* **RECORDS TO USE**
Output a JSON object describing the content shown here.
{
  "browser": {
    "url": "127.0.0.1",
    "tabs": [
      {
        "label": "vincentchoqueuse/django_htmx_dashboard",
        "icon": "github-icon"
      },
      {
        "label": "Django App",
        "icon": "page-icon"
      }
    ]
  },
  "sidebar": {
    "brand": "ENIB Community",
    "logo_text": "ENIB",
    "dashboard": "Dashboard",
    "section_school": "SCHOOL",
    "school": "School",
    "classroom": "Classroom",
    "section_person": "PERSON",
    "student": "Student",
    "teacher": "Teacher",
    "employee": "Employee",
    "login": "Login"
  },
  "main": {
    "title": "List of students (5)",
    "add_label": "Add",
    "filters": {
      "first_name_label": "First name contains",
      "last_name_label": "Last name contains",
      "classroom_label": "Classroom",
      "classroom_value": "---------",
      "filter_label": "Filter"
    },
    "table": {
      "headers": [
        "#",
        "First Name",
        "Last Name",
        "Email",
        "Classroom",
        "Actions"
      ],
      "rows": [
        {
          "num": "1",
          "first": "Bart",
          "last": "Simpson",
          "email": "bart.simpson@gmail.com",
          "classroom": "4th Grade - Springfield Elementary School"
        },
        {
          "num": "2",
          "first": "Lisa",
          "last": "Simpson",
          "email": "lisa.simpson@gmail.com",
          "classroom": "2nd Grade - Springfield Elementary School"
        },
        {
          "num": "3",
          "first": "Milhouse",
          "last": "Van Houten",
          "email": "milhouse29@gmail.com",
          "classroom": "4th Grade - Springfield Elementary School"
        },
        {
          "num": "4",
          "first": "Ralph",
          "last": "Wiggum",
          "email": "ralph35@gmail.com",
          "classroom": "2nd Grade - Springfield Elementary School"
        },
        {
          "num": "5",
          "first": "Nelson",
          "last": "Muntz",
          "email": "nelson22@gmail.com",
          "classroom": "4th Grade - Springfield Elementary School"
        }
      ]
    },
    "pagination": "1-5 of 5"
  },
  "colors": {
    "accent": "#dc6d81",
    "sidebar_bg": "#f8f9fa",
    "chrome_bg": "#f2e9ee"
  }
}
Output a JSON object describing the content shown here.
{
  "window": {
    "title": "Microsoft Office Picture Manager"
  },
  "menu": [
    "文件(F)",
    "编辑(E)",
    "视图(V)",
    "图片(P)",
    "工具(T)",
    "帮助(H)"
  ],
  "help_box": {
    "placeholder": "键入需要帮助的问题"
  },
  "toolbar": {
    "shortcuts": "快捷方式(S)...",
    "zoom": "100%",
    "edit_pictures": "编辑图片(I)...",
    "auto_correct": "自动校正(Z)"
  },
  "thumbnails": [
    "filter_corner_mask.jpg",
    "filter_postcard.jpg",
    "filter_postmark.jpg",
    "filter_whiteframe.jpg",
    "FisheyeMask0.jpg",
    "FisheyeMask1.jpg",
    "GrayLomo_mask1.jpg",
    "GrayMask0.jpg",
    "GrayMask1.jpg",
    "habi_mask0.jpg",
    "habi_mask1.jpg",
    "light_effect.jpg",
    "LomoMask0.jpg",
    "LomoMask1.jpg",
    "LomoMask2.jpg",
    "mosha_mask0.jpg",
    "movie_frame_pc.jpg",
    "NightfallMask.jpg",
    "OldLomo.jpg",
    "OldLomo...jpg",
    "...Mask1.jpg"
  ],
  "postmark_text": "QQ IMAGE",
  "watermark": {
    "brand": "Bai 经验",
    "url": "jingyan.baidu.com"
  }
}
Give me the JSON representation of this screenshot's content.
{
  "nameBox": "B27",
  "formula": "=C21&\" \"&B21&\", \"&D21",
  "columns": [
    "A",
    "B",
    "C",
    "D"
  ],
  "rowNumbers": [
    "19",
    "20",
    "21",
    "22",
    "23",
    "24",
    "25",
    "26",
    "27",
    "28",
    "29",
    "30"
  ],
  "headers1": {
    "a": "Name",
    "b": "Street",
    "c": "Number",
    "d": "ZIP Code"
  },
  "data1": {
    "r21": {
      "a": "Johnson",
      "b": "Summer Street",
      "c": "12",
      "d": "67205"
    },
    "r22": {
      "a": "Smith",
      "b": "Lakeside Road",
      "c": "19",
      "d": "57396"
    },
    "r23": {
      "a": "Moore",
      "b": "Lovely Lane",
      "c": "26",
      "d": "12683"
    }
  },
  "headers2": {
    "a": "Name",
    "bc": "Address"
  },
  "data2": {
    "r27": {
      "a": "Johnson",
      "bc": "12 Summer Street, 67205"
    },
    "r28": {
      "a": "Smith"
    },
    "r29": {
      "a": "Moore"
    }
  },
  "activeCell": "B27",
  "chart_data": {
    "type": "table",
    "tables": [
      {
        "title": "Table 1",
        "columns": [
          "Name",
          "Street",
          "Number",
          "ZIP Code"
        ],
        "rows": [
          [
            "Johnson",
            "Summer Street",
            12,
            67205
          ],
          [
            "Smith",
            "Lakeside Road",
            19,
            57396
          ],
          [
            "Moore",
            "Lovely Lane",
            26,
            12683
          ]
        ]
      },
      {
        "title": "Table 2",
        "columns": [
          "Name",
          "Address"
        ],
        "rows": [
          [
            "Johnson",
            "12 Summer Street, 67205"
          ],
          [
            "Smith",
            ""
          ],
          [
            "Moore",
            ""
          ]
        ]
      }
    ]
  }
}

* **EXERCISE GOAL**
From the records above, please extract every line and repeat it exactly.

* **TASK RESULT**
Output a JSON object describing the content shown here.
{
  "browser": {
    "url": "127.0.0.1",
    "tabs": [
      {
        "label": "vincentchoqueuse/django_htmx_dashboard",
        "icon": "github-icon"
      },
      {
        "label": "Django App",
        "icon": "page-icon"
      }
    ]
  },
  "sidebar": {
    "brand": "ENIB Community",
    "logo_text": "ENIB",
    "dashboard": "Dashboard",
    "section_school": "SCHOOL",
    "school": "School",
    "classroom": "Classroom",
    "section_person": "PERSON",
    "student": "Student",
    "teacher": "Teacher",
    "employee": "Employee",
    "login": "Login"
  },
  "main": {
    "title": "List of students (5)",
    "add_label": "Add",
    "filters": {
      "first_name_label": "First name contains",
      "last_name_label": "Last name contains",
      "classroom_label": "Classroom",
      "classroom_value": "---------",
      "filter_label": "Filter"
    },
    "table": {
      "headers": [
        "#",
        "First Name",
        "Last Name",
        "Email",
        "Classroom",
        "Actions"
      ],
      "rows": [
        {
          "num": "1",
          "first": "Bart",
          "last": "Simpson",
          "email": "bart.simpson@gmail.com",
          "classroom": "4th Grade - Springfield Elementary School"
        },
        {
          "num": "2",
          "first": "Lisa",
          "last": "Simpson",
          "email": "lisa.simpson@gmail.com",
          "classroom": "2nd Grade - Springfield Elementary School"
        },
        {
          "num": "3",
          "first": "Milhouse",
          "last": "Van Houten",
          "email": "milhouse29@gmail.com",
          "classroom": "4th Grade - Springfield Elementary School"
        },
        {
          "num": "4",
          "first": "Ralph",
          "last": "Wiggum",
          "email": "ralph35@gmail.com",
          "classroom": "2nd Grade - Springfield Elementary School"
        },
        {
          "num": "5",
          "first": "Nelson",
          "last": "Muntz",
          "email": "nelson22@gmail.com",
          "classroom": "4th Grade - Springfield Elementary School"
        }
      ]
    },
    "pagination": "1-5 of 5"
  },
  "colors": {
    "accent": "#dc6d81",
    "sidebar_bg": "#f8f9fa",
    "chrome_bg": "#f2e9ee"
  }
}
Output a JSON object describing the content shown here.
{
  "window": {
    "title": "Microsoft Office Picture Manager"
  },
  "menu": [
    "文件(F)",
    "编辑(E)",
    "视图(V)",
    "图片(P)",
    "工具(T)",
    "帮助(H)"
  ],
  "help_box": {
    "placeholder": "键入需要帮助的问题"
  },
  "toolbar": {
    "shortcuts": "快捷方式(S)...",
    "zoom": "100%",
    "edit_pictures": "编辑图片(I)...",
    "auto_correct": "自动校正(Z)"
  },
  "thumbnails": [
    "filter_corner_mask.jpg",
    "filter_postcard.jpg",
    "filter_postmark.jpg",
    "filter_whiteframe.jpg",
    "FisheyeMask0.jpg",
    "FisheyeMask1.jpg",
    "GrayLomo_mask1.jpg",
    "GrayMask0.jpg",
    "GrayMask1.jpg",
    "habi_mask0.jpg",
    "habi_mask1.jpg",
    "light_effect.jpg",
    "LomoMask0.jpg",
    "LomoMask1.jpg",
    "LomoMask2.jpg",
    "mosha_mask0.jpg",
    "movie_frame_pc.jpg",
    "NightfallMask.jpg",
    "OldLomo.jpg",
    "OldLomo...jpg",
    "...Mask1.jpg"
  ],
  "postmark_text": "QQ IMAGE",
  "watermark": {
    "brand": "Bai 经验",
    "url": "jingyan.baidu.com"
  }
}
Give me the JSON representation of this screenshot's content.
{
  "nameBox": "B27",
  "formula": "=C21&\" \"&B21&\", \"&D21",
  "columns": [
    "A",
    "B",
    "C",
    "D"
  ],
  "rowNumbers": [
    "19",
    "20",
    "21",
    "22",
    "23",
    "24",
    "25",
    "26",
    "27",
    "28",
    "29",
    "30"
  ],
  "headers1": {
    "a": "Name",
    "b": "Street",
    "c": "Number",
    "d": "ZIP Code"
  },
  "data1": {
    "r21": {
      "a": "Johnson",
      "b": "Summer Street",
      "c": "12",
      "d": "67205"
    },
    "r22": {
      "a": "Smith",
      "b": "Lakeside Road",
      "c": "19",
      "d": "57396"
    },
    "r23": {
      "a": "Moore",
      "b": "Lovely Lane",
      "c": "26",
      "d": "12683"
    }
  },
  "headers2": {
    "a": "Name",
    "bc": "Address"
  },
  "data2": {
    "r27": {
      "a": "Johnson",
      "bc": "12 Summer Street, 67205"
    },
    "r28": {
      "a": "Smith"
    },
    "r29": {
      "a": "Moore"
    }
  },
  "activeCell": "B27",
  "chart_data": {
    "type": "table",
    "tables": [
      {
        "title": "Table 1",
        "columns": [
          "Name",
          "Street",
          "Number",
          "ZIP Code"
        ],
        "rows": [
          [
            "Johnson",
            "Summer Street",
            12,
            67205
          ],
          [
            "Smith",
            "Lakeside Road",
            19,
            57396
          ],
          [
            "Moore",
            "Lovely Lane",
            26,
            12683
          ]
        ]
      },
      {
        "title": "Table 2",
        "columns": [
          "Name",
          "Address"
        ],
        "rows": [
          [
            "Johnson",
            "12 Summer Street, 67205"
          ],
          [
            "Smith",
            ""
          ],
          [
            "Moore",
            ""
          ]
        ]
      }
    ]
  }
}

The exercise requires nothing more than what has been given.